Big Data In Your Garden: Initiatives For Better Understanding Nature

Big Data in Your Garden Big Data and IoT initiatives are springing up all across the globe, making cities, protesters–and just about everything else–smarter. However, thus far there’s been little attention paid to the interactions between these bizarre technologies and living things other than humans. Biology, that is, human biology is one field where Big

Who Holds the Key to the City: Big Data and City Management

Who Holds the Key to the City: Big Data and City Management

Big Data and City Management Cities like New York, Madrid, and especially Rio de Janeiro are augmented with Big Data-powered initiatives that range from combating crime with predictive analytics (New York & Madrid) to providing real-time data for improved management. Although Big Data is no panacea and is mainly used in conjunction with a greater

Internet of Things

Where’s the Capital of the Internet of Things?

Where’s the Capital of the Internet of Things?

Where’s the Capital? We all know the capitals of fashion are London, New York and Paris, while the capital of film is Hollywood (or Bollywood!) – but what’s the new capital of the internet? Specifically, the internet of things? The answer – according to new research by Ozy – might surprise you. It’s not Tokyo, Seoul,

Smart Cities – How Big Data Is Changing The Power Grid

Smart Cities – How Big Data Is Changing The Power Grid

Smart Cities And Big Data As Anthony Townsend argues in his SMART CITIES, even though the communications industry has changed beyond recognition since its inception, the way we consume power has remained stubbornly anachronistic.

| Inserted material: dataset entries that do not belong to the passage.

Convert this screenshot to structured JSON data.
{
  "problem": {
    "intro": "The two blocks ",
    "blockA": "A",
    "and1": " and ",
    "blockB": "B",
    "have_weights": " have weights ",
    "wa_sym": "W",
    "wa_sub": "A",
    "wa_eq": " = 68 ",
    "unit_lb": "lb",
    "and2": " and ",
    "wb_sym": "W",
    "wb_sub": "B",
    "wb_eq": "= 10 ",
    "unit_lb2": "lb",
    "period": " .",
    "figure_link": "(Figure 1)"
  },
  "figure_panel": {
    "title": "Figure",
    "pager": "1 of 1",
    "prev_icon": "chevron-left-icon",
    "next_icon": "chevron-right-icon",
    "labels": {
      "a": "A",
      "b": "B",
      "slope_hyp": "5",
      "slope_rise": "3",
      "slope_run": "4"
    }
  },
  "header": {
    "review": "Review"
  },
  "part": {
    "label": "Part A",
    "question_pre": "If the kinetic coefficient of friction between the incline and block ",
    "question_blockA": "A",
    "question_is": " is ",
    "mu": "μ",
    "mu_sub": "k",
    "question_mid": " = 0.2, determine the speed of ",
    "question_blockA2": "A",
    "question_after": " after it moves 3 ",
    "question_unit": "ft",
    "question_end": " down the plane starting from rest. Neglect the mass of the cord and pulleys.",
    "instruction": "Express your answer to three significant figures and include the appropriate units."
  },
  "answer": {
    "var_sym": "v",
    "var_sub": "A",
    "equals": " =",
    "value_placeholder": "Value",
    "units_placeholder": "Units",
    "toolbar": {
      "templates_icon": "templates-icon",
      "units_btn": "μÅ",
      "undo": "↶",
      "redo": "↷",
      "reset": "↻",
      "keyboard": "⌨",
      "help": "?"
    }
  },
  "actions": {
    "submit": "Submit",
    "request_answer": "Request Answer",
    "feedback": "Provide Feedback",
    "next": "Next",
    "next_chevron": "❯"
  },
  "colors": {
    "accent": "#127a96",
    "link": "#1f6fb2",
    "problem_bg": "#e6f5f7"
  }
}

The rules of physics are, of course, partially to blame, for making grid networks harder to decentralize, as opposed to communication

Aggregated News

Popular News Sources

An Entrepreneur Ate a Smart Pill to Show How to Track Your Data

An Entrepreneur Ate a Smart Pill to Show How to Track Your Data

SYDNEY — One entrepreneur from Melbourne is putting his health on the line for the love of his new app. Chris Koch ate a device inside a tablet at 12 p.m. local time on Monday as part of a competition to promote his business, Pop!, to prove you can keep track of your data anywhere. Even

Q&A with Futurist Martine Rothblatt

Q&A with Futurist Martine Rothblatt

If computers think for themselves, should they have human rights? Bina48 is a robotic head that looks and speaks like a person—it moves its lips and runs conversational software. Although the robot isn’t alive, it’s hard to say there is no life at all in Bina48. In conversation, it sometimes says surprising things. Google’s director

SAP Cuts Outlook

SAP Cuts Outlook

Enterprise software provider SAP AG lowered its earnings outlook for this year, even as it reported a 15% increase in third-quarter net profit, boosted by growth in subscriptions for its cloud-based software products. Read the source article at online.wsj.com About Latest Posts souryaSourya Biswas is a former risk analyst who has worked with several financial organizations